#### [Work required]
Every line of the entries with the word "顾客状态" in it should be shown.

*** Task data ***

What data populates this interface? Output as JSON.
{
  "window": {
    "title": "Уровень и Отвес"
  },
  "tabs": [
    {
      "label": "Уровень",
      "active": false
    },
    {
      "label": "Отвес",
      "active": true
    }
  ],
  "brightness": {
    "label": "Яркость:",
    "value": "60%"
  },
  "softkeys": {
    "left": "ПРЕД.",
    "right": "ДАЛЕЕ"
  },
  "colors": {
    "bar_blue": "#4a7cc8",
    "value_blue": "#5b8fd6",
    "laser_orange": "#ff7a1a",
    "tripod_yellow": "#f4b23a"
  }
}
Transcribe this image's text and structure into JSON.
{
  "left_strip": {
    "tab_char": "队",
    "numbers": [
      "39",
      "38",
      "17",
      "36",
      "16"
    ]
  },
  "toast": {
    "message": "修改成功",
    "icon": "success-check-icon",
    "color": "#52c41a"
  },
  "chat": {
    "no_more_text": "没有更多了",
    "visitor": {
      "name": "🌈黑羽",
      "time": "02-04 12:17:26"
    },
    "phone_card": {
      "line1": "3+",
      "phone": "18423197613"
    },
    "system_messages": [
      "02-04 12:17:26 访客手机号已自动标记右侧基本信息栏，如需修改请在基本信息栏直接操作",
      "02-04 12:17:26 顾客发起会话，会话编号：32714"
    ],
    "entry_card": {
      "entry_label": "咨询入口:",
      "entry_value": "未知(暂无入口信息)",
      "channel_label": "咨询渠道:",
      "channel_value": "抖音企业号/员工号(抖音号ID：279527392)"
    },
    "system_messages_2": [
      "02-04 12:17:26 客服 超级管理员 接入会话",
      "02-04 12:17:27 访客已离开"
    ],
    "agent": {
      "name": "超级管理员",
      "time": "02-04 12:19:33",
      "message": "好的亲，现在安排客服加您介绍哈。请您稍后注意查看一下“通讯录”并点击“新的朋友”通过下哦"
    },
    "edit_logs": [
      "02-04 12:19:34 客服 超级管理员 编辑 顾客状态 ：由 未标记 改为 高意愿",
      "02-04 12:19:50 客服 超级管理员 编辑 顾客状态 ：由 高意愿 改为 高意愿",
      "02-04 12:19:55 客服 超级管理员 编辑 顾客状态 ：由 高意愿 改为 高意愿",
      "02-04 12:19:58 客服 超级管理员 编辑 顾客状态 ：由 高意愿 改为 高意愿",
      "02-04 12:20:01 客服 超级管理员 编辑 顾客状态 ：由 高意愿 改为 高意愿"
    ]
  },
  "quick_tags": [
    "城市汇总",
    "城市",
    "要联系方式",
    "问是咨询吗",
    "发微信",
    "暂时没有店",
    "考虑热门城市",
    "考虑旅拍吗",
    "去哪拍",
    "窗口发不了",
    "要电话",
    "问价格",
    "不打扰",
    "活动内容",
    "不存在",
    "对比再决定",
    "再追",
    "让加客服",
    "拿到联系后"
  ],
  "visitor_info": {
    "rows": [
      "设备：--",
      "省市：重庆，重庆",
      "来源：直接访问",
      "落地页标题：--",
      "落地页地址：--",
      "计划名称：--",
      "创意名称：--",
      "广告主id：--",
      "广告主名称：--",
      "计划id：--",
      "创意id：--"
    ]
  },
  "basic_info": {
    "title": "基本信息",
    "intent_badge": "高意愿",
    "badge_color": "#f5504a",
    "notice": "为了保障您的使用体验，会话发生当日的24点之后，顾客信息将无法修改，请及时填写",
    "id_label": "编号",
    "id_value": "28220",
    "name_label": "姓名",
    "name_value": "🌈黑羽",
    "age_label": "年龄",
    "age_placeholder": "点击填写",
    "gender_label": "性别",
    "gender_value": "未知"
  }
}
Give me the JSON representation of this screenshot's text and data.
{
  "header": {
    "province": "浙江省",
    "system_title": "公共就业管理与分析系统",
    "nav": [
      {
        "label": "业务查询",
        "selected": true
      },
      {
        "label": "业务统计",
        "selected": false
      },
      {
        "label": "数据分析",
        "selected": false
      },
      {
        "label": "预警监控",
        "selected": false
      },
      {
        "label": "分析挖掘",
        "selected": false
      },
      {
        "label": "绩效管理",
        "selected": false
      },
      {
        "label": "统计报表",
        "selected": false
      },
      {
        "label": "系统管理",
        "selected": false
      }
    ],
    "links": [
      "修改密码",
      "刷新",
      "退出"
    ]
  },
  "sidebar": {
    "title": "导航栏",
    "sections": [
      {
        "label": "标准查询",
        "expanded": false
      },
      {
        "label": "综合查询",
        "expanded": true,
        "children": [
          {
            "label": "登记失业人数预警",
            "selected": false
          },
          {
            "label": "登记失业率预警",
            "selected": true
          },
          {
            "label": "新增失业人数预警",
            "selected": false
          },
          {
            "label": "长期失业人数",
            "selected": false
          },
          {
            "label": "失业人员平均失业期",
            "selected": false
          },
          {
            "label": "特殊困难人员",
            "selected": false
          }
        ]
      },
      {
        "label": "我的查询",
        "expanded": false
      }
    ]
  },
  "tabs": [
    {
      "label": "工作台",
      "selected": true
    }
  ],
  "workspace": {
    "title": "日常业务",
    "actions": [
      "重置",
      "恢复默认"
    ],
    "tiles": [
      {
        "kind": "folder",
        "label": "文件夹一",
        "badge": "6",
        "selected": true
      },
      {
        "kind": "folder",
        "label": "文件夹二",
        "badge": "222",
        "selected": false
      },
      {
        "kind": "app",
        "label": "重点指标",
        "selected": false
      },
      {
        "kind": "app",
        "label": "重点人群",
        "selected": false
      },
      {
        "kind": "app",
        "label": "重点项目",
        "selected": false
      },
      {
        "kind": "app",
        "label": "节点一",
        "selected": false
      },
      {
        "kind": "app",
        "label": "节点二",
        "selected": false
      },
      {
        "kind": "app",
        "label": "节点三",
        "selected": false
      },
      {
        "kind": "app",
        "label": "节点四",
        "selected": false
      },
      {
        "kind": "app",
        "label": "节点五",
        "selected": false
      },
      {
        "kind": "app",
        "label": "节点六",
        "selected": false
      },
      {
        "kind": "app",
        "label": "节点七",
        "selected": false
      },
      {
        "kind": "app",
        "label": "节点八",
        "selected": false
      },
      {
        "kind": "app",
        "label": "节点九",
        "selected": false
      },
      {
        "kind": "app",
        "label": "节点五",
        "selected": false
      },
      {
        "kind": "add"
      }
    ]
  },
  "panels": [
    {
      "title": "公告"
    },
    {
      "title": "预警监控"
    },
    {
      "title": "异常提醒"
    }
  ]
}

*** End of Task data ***

#### [The completed task]
      "02-04 12:19:34 客服 超级管理员 编辑 顾客状态 ：由 未标记 改为 高意愿",
      "02-04 12:19:50 客服 超级管理员 编辑 顾客状态 ：由 高意愿 改为 高意愿",
      "02-04 12:19:55 客服 超级管理员 编辑 顾客状态 ：由 高意愿 改为 高意愿",
      "02-04 12:19:58 客服 超级管理员 编辑 顾客状态 ：由 高意愿 改为 高意愿",
      "02-04 12:20:01 客服 超级管理员 编辑 顾客状态 ：由 高意愿 改为 高意愿"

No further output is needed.